Publishers Weekly® Reviews
- Reviewed in: Publishers Weekly, page .
- Review Date: 2012-05-07
- Reviewer: Staff

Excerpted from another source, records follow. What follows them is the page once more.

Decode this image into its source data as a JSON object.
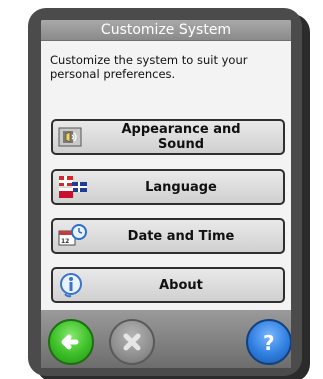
{
  "window": {
    "title": "Customize System"
  },
  "description": "Customize the system to suit your personal preferences.",
  "menu": {
    "items": [
      {
        "label": "Appearance and Sound",
        "icon": "speaker-icon"
      },
      {
        "label": "Language",
        "icon": "flags-icon"
      },
      {
        "label": "Date and Time",
        "icon": "calendar-clock-icon"
      },
      {
        "label": "About",
        "icon": "info-icon"
      }
    ]
  },
  "bottom_bar": {
    "back": "back-arrow-icon",
    "cancel": "close-icon",
    "help": "help-icon"
  }
}
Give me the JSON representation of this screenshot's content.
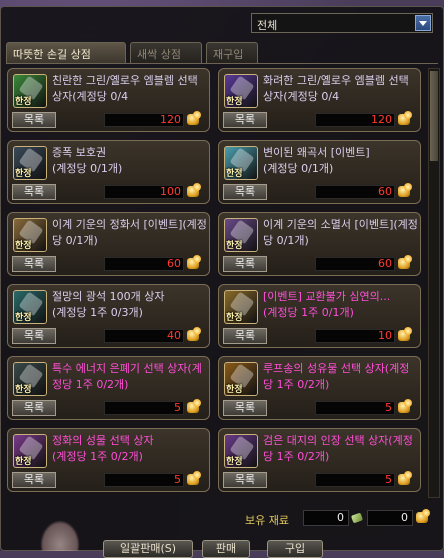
{
  "filter": {
    "selected": "전체"
  },
  "tabs": [
    {
      "label": "따뜻한 손길 상점",
      "active": true
    },
    {
      "label": "새싹 상점",
      "active": false
    },
    {
      "label": "재구입",
      "active": false
    }
  ],
  "item_tag": "한정",
  "list_button_label": "목록",
  "items": [
    {
      "name": "친란한 그린/옐로우 엠블렘 선택 상자(계정당 0/4",
      "price": "120",
      "icon": "emblem-box-icon",
      "color": "#3a8a3a"
    },
    {
      "name": "화려한 그린/옐로우 엠블렘 선택 상자(계정당 0/4",
      "price": "120",
      "icon": "emblem-box-icon",
      "color": "#5a3a9a"
    },
    {
      "name": "증폭 보호권\n(계정당 0/1개)",
      "price": "100",
      "icon": "hammer-icon",
      "color": "#3a4a5a"
    },
    {
      "name": "변이된 왜곡서 [이벤트]\n(계정당 0/1개)",
      "price": "60",
      "icon": "scroll-icon",
      "color": "#4aa0b0"
    },
    {
      "name": "이계 기운의 정화서 [이벤트](계정당 0/1개)",
      "price": "60",
      "icon": "scroll-icon",
      "color": "#8a6a3a"
    },
    {
      "name": "이계 기운의 소멸서 [이벤트](계정당 0/1개)",
      "price": "60",
      "icon": "scroll-icon",
      "color": "#6a4a8a"
    },
    {
      "name": "절망의 광석 100개 상자\n(계정당 1주 0/3개)",
      "price": "40",
      "icon": "ore-box-icon",
      "color": "#2a6a6a"
    },
    {
      "name": "[이벤트] 교환불가 심연의...\n(계정당 1주 0/1개)",
      "price": "10",
      "icon": "chest-icon",
      "color": "#8a6a2a",
      "special": true
    },
    {
      "name": "특수 에너지 은폐기 선택 상자(계정당 1주 0/2개)",
      "price": "5",
      "icon": "device-box-icon",
      "color": "#3a4a4a",
      "special": true
    },
    {
      "name": "루프송의 성유물 선택 상자(계정당 1주 0/2개)",
      "price": "5",
      "icon": "relic-box-icon",
      "color": "#8a5a1a",
      "special": true
    },
    {
      "name": "정화의 성물 선택 상자\n(계정당 1주 0/2개)",
      "price": "5",
      "icon": "relic-box-icon",
      "color": "#7a3a8a",
      "special": true
    },
    {
      "name": "검은 대지의 인장 선택 상자(계정당 1주 0/2개)",
      "price": "5",
      "icon": "seal-box-icon",
      "color": "#6a3a8a",
      "special": true
    }
  ],
  "stock": {
    "label": "보유 재료",
    "material_1": "0",
    "material_2": "0"
  },
  "bottom_buttons": [
    "일괄판매(S)",
    "판매",
    "구입"
  ]
}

In this cross-country tour of America, the authors make odd companions: McCain (Dirty Sexy Politics), the Republican daughter of John McCain, a former Republican presidential candidate, and Black (You’re Not Doing It Right), a Democrat and comedian. In between touring national landmarks and meeting locals, they spar over hot-button issues. Whether they are comparing the highs and lows of the Clinton presidency at his national library in Little Rock, Ark., or discussing race, sex, and the military at Fort Campbell, Ky., the book does an admirable job balancing each party’s perspective and the personal associations the authors bring to the issues. McCain’s own family’s military history and concern over gun control laws contrast nicely with Black’s concerns regarding health care, and help anchor larger issues to individual lives. The narrative is particularly lively when their city visits become outlandish, like an exploration of the American dream as realized by Yakov Smirnoff in Missouri or the sex industry in Las Vegas, Nev., but the book is less overtly funny than expected. As stereotypical party associations and extremism boil down to a genuine concern for the future of America, the result is surprisingly heartfelt. Agent: Robert Guinsler, Sterling Lord Literistic. (July)